Governor Greg Abbott and other senior Texas elected officials have before them ample evidence of the social, educational and economic consequences for hundreds of thousands of families across the state without high-speed internet service at home.
Creating equal access to high-speed Internet, experts say, is as necessary today as electricity was when President Franklin D. Roosevelt created the Rural Electrification Administration in 1935 to provide electricity. electricity to rural America, including the 97.7% of Texas farms and ranches without electricity. service, according to Texas State Historical Association.
The latest issue of Tax Notespublished online by the Texas Comptroller of the Public Accounts, states: “In its National Broadband Plan 2010the Federal Communications Commission said that “like electricity a century ago, broadband is a foundation for economic growth, job creation, global competitiveness, and a better way of life.”
The article goes on to note: “In 2016, long before the pandemic, the Federal Reserve Bank of Dallas found that the gap between those who have access to broadband and those who do not (often referred to as the digital divide) “leads to new economic, social and political disparities for low-income and underserved populations” . The COVID-19 pandemic has likely widened the economic gap between Texans who have broadband and those who don’t.
Once Congress finally passes enabling legislation, Texas is set to receive $53 billion from the $1.2 trillion Infrastructure Investment and Jobs Act (IIJA) signed into law by President Joe Biden. in November 2021, according to a White House Fact Sheet. Only $100 million of those funds are earmarked for broadband expansion in Texas, enough to provide service to about 1 million Texas homes without service today. The state already has $500 million in American Recovery Plan Act funds earmarked to improve broadband service in rural communities.

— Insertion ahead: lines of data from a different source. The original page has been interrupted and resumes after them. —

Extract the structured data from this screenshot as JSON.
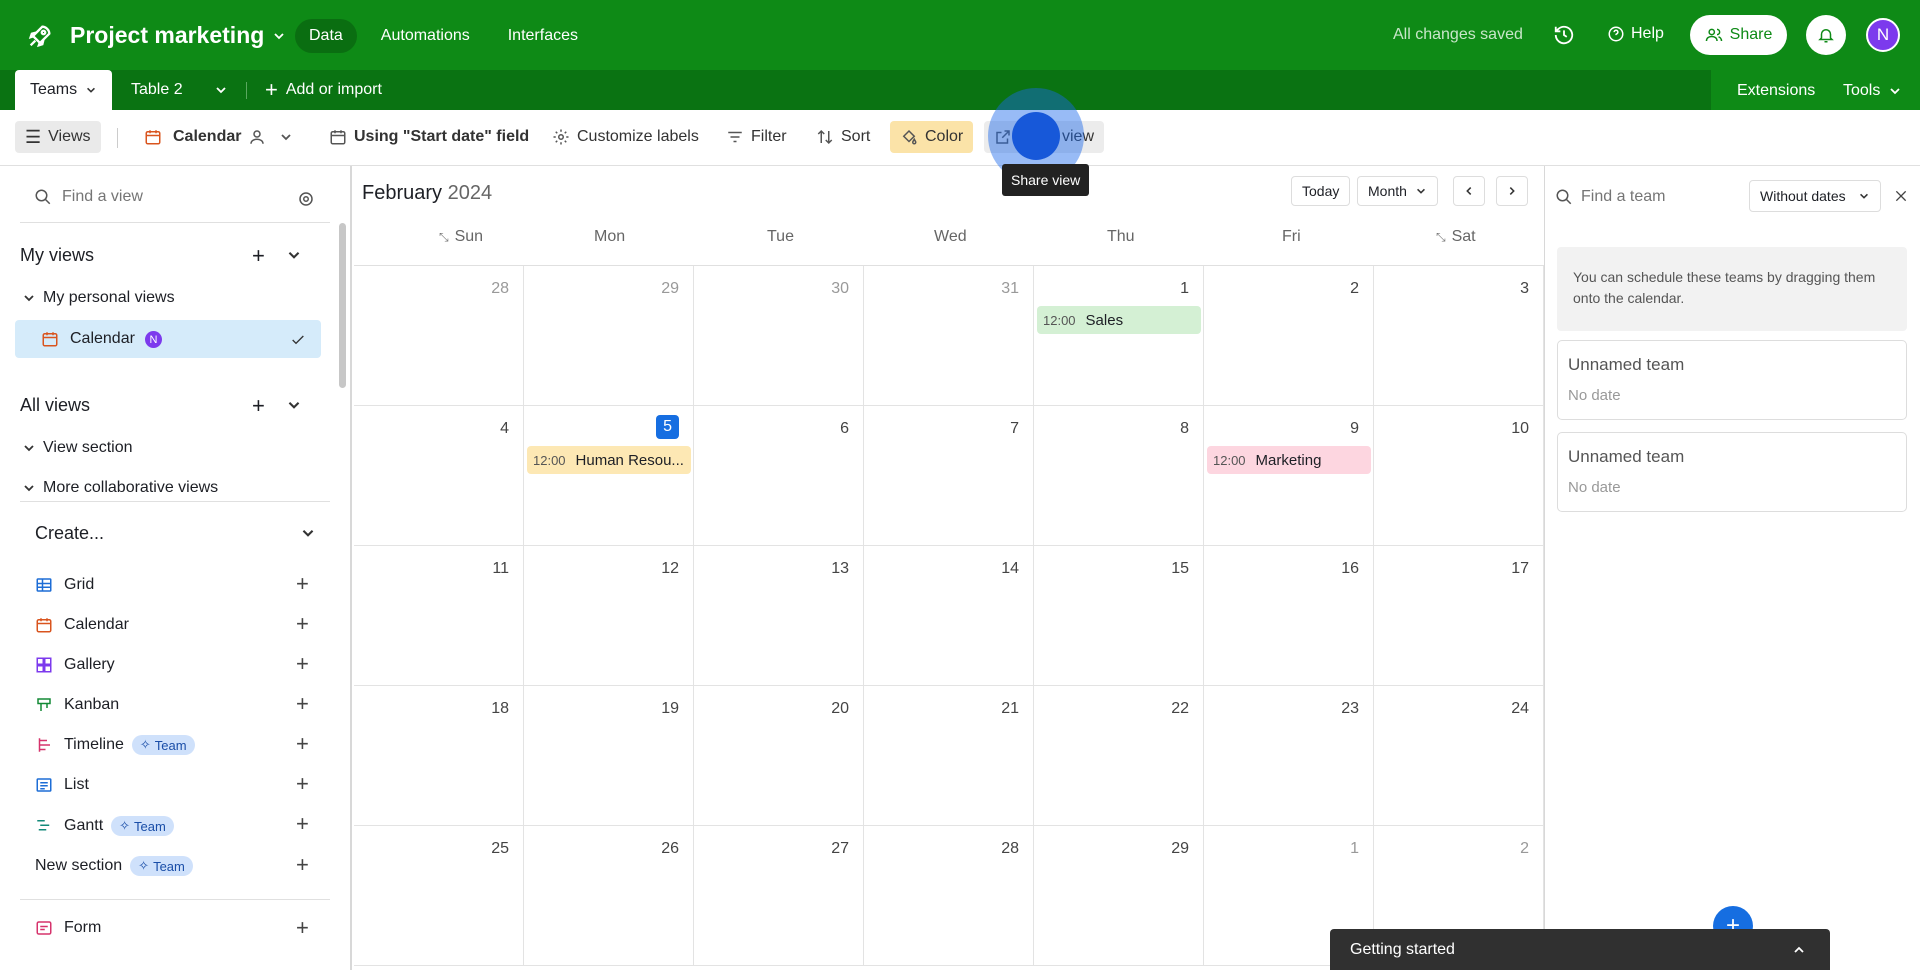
{
  "header": {
    "project_name": "Project marketing",
    "nav": [
      "Data",
      "Automations",
      "Interfaces"
    ],
    "saved_status": "All changes saved",
    "help_label": "Help",
    "share_label": "Share",
    "avatar_initial": "N",
    "brand_color": "#0e8a16"
  },
  "tabs": {
    "active_tab": "Teams",
    "second_tab": "Table 2",
    "add_or_import": "Add or import",
    "extensions": "Extensions",
    "tools": "Tools"
  },
  "toolbar": {
    "views_label": "Views",
    "view_name": "Calendar",
    "date_field": "Using \"Start date\" field",
    "customize_labels": "Customize labels",
    "filter": "Filter",
    "sort": "Sort",
    "color": "Color",
    "share_view_partial": "view",
    "tooltip": "Share view"
  },
  "sidebar": {
    "search_placeholder": "Find a view",
    "my_views": "My views",
    "my_personal_views": "My personal views",
    "active_view": "Calendar",
    "active_view_badge": "N",
    "all_views": "All views",
    "view_section": "View section",
    "more_collab": "More collaborative views",
    "create_label": "Create...",
    "create_items": [
      {
        "label": "Grid",
        "icon": "grid-icon"
      },
      {
        "label": "Calendar",
        "icon": "calendar-icon"
      },
      {
        "label": "Gallery",
        "icon": "gallery-icon"
      },
      {
        "label": "Kanban",
        "icon": "kanban-icon"
      },
      {
        "label": "Timeline",
        "icon": "timeline-icon",
        "badge": "Team"
      },
      {
        "label": "List",
        "icon": "list-icon"
      },
      {
        "label": "Gantt",
        "icon": "gantt-icon",
        "badge": "Team"
      }
    ],
    "new_section": "New section",
    "new_section_badge": "Team",
    "form_label": "Form"
  },
  "calendar": {
    "month": "February",
    "year": "2024",
    "today_label": "Today",
    "range_label": "Month",
    "day_headers": [
      "Sun",
      "Mon",
      "Tue",
      "Wed",
      "Thu",
      "Fri",
      "Sat"
    ],
    "weeks": [
      [
        "28",
        "29",
        "30",
        "31",
        "1",
        "2",
        "3"
      ],
      [
        "4",
        "5",
        "6",
        "7",
        "8",
        "9",
        "10"
      ],
      [
        "11",
        "12",
        "13",
        "14",
        "15",
        "16",
        "17"
      ],
      [
        "18",
        "19",
        "20",
        "21",
        "22",
        "23",
        "24"
      ],
      [
        "25",
        "26",
        "27",
        "28",
        "29",
        "1",
        "2"
      ]
    ],
    "today_date": "5",
    "events": [
      {
        "time": "12:00",
        "title": "Sales",
        "color": "#d4f0d4"
      },
      {
        "time": "12:00",
        "title": "Human Resou...",
        "color": "#fde8b4"
      },
      {
        "time": "12:00",
        "title": "Marketing",
        "color": "#fdd6e0"
      }
    ]
  },
  "right_panel": {
    "search_placeholder": "Find a team",
    "filter_label": "Without dates",
    "hint": "You can schedule these teams by dragging them onto the calendar.",
    "cards": [
      {
        "title": "Unnamed team",
        "sub": "No date"
      },
      {
        "title": "Unnamed team",
        "sub": "No date"
      }
    ]
  },
  "footer": {
    "getting_started": "Getting started"
  }
}
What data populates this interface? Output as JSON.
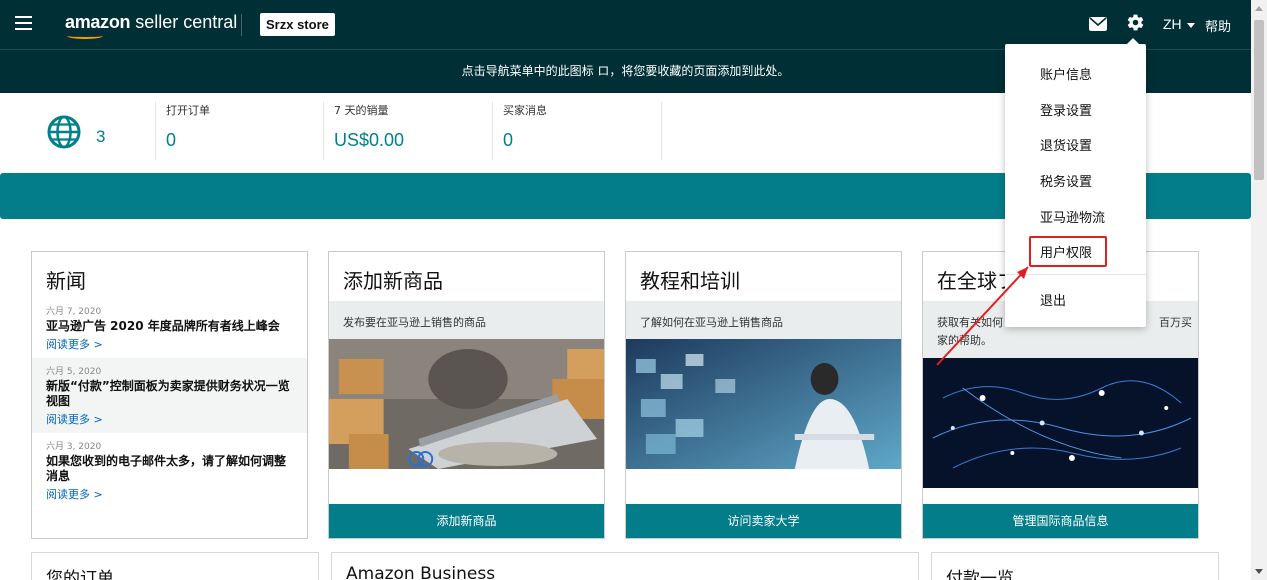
{
  "header": {
    "logo_brand": "amazon",
    "logo_product": " seller central",
    "store_name": "Srzx store",
    "language": "ZH",
    "help": "帮助",
    "bar_color": "#002f36"
  },
  "hint": {
    "text": "点击导航菜单中的此图标 ロ，将您要收藏的页面添加到此处。"
  },
  "stats": {
    "globe_count": "3",
    "items": [
      {
        "label": "打开订单",
        "value": "0"
      },
      {
        "label": "7 天的销量",
        "value": "US$0.00"
      },
      {
        "label": "买家消息",
        "value": "0"
      }
    ]
  },
  "news": {
    "title": "新闻",
    "items": [
      {
        "date": "六月 7, 2020",
        "headline": "亚马逊广告 2020 年度品牌所有者线上峰会",
        "link": "阅读更多 >"
      },
      {
        "date": "六月 5, 2020",
        "headline": "新版“付款”控制面板为卖家提供财务状况一览视图",
        "link": "阅读更多 >"
      },
      {
        "date": "六月 3, 2020",
        "headline": "如果您收到的电子邮件太多，请了解如何调整消息",
        "link": "阅读更多 >"
      }
    ]
  },
  "cards": [
    {
      "title": "添加新商品",
      "desc": "发布要在亚马逊上销售的商品",
      "button": "添加新商品"
    },
    {
      "title": "教程和培训",
      "desc": "了解如何在亚马逊上销售商品",
      "button": "访问卖家大学"
    },
    {
      "title": "在全球ブ",
      "desc": "获取有关如何",
      "desc2": "百万买",
      "desc3": "家的帮助。",
      "button": "管理国际商品信息"
    }
  ],
  "bottom": {
    "orders": "您的订单",
    "business": "Amazon Business",
    "payments": "付款一览"
  },
  "dropdown": {
    "items": [
      "账户信息",
      "登录设置",
      "退货设置",
      "税务设置",
      "亚马逊物流",
      "用户权限",
      "退出"
    ]
  },
  "accent": "#047d8a"
}
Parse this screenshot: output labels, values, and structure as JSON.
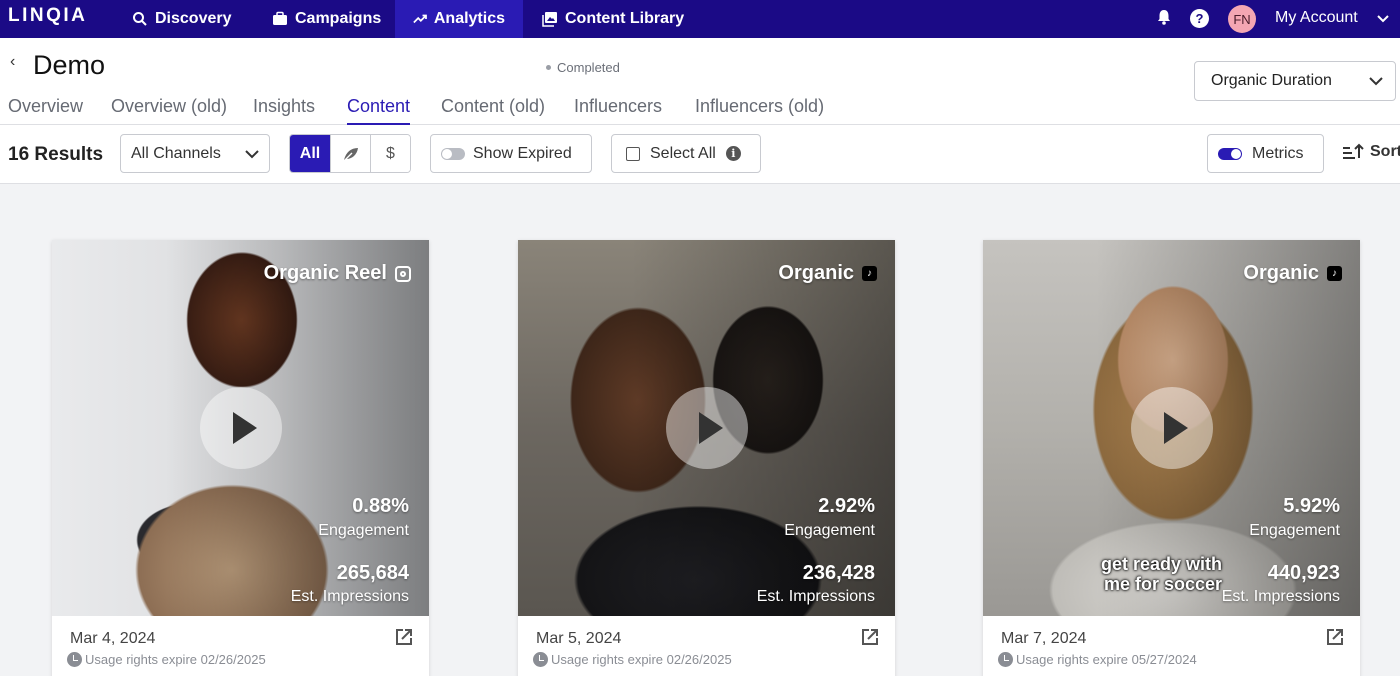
{
  "nav": {
    "logo": "LINQIA",
    "items": [
      {
        "label": "Discovery",
        "icon": "search-icon"
      },
      {
        "label": "Campaigns",
        "icon": "briefcase-icon"
      },
      {
        "label": "Analytics",
        "icon": "trending-up-icon",
        "active": true
      },
      {
        "label": "Content Library",
        "icon": "image-library-icon"
      }
    ],
    "avatar_initials": "FN",
    "account_label": "My Account",
    "colors": {
      "bar": "#1b0a86",
      "active": "#2a1bb4"
    }
  },
  "header": {
    "title": "Demo",
    "status": "Completed",
    "duration_select": "Organic Duration",
    "tabs": [
      "Overview",
      "Overview (old)",
      "Insights",
      "Content",
      "Content (old)",
      "Influencers",
      "Influencers (old)"
    ],
    "active_tab": "Content"
  },
  "toolbar": {
    "results": "16 Results",
    "channel_select": "All Channels",
    "filter_all": "All",
    "filter_organic_icon": "leaf-icon",
    "filter_paid_symbol": "$",
    "show_expired": "Show Expired",
    "select_all": "Select All",
    "info_symbol": "i",
    "metrics": "Metrics",
    "sort": "Sort"
  },
  "cards": [
    {
      "label": "Organic Reel",
      "platform": "instagram",
      "engagement_value": "0.88%",
      "engagement_label": "Engagement",
      "impressions_value": "265,684",
      "impressions_label": "Est. Impressions",
      "date": "Mar 4, 2024",
      "usage_rights": "Usage rights expire 02/26/2025"
    },
    {
      "label": "Organic",
      "platform": "tiktok",
      "engagement_value": "2.92%",
      "engagement_label": "Engagement",
      "impressions_value": "236,428",
      "impressions_label": "Est. Impressions",
      "date": "Mar 5, 2024",
      "usage_rights": "Usage rights expire 02/26/2025"
    },
    {
      "label": "Organic",
      "platform": "tiktok",
      "engagement_value": "5.92%",
      "engagement_label": "Engagement",
      "impressions_value": "440,923",
      "impressions_label": "Est. Impressions",
      "caption_overlay_line1": "get ready with",
      "caption_overlay_line2": "me for soccer",
      "date": "Mar 7, 2024",
      "usage_rights": "Usage rights expire 05/27/2024"
    }
  ]
}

Nearly 30% of all Texans, according to the Biden administration, will be eligible for the Infrastructure Bill’s Affordability Connectivity Benefit, monthly stipends to partially offset the cost of internet service.
Abbott, however, has always expressed reservations about accepting federal funding that includes requirements for additional state funding or funding that may prove short-lived. His predecessor, Governor Rick Perry, believed the same, and as a result, Texas waived billions of dollars a year in much-needed Medicaid funding since the Affordable Care Act was passed in 2010.
In a December 13, 2021 letter, Abbott encouraged heads of state to review infrastructure legislation.
“As you and your staff begin to review the IIJA, and as you review each federal funding agreement or contract associated with the programs you administer, please consider all requirements, especially new ones, and carefully evaluate their implications,” wrote Abbott. “We should be aware of the conditions attached to any of these funds by federal law itself or by the implementing federal agency.”
Readers from both political parties reminded me of this letter after reading my Thursday column, “Texas’ Leaders Must Close the Digital Divide.”
“It’s code for ‘don’t take the money’ without having to say it,” said a Democrat who spoke on condition of not being named.
A Republican reader noted that even if Texas agrees to all IIJA funding, which he said was unlikely, $100 million won’t even solve the connectivity problem in a single major city in the state. .
SA digital connectionsSan Antonio-Bexar County Government Collaboration, recently produced a 302-page document Digital Equity Community Plan which estimates that it will take $600 million to close the city and county’s digital divide and an additional $90 million annually to maintain universal household access to high-speed internet, devices and, if needed, Training.
The SA Digital Connects plan estimates a total of $500 million in federal funding could flow to the city and county through various programs, while a Texas 2036 report projects a total influx of $4 billion. for broadband expansion.
Yet the only thing that costs more than making broadband internet universal in the state is not doing it and watching the consequences unfold for decades to come. A growing body of research shows a growing gap in education and lifetime income between those who have the internet, smart devices and the know-how to use them, and those who live on the wrong side of the digital divide.
A crisis creates opportunity, but accepting or rejecting federal funds will likely be an issue in statewide and legislative races this year. As learned during the pandemic, there are serious consequences when partisan politics trumps the public interest. Texas should take the money and invest it wisely.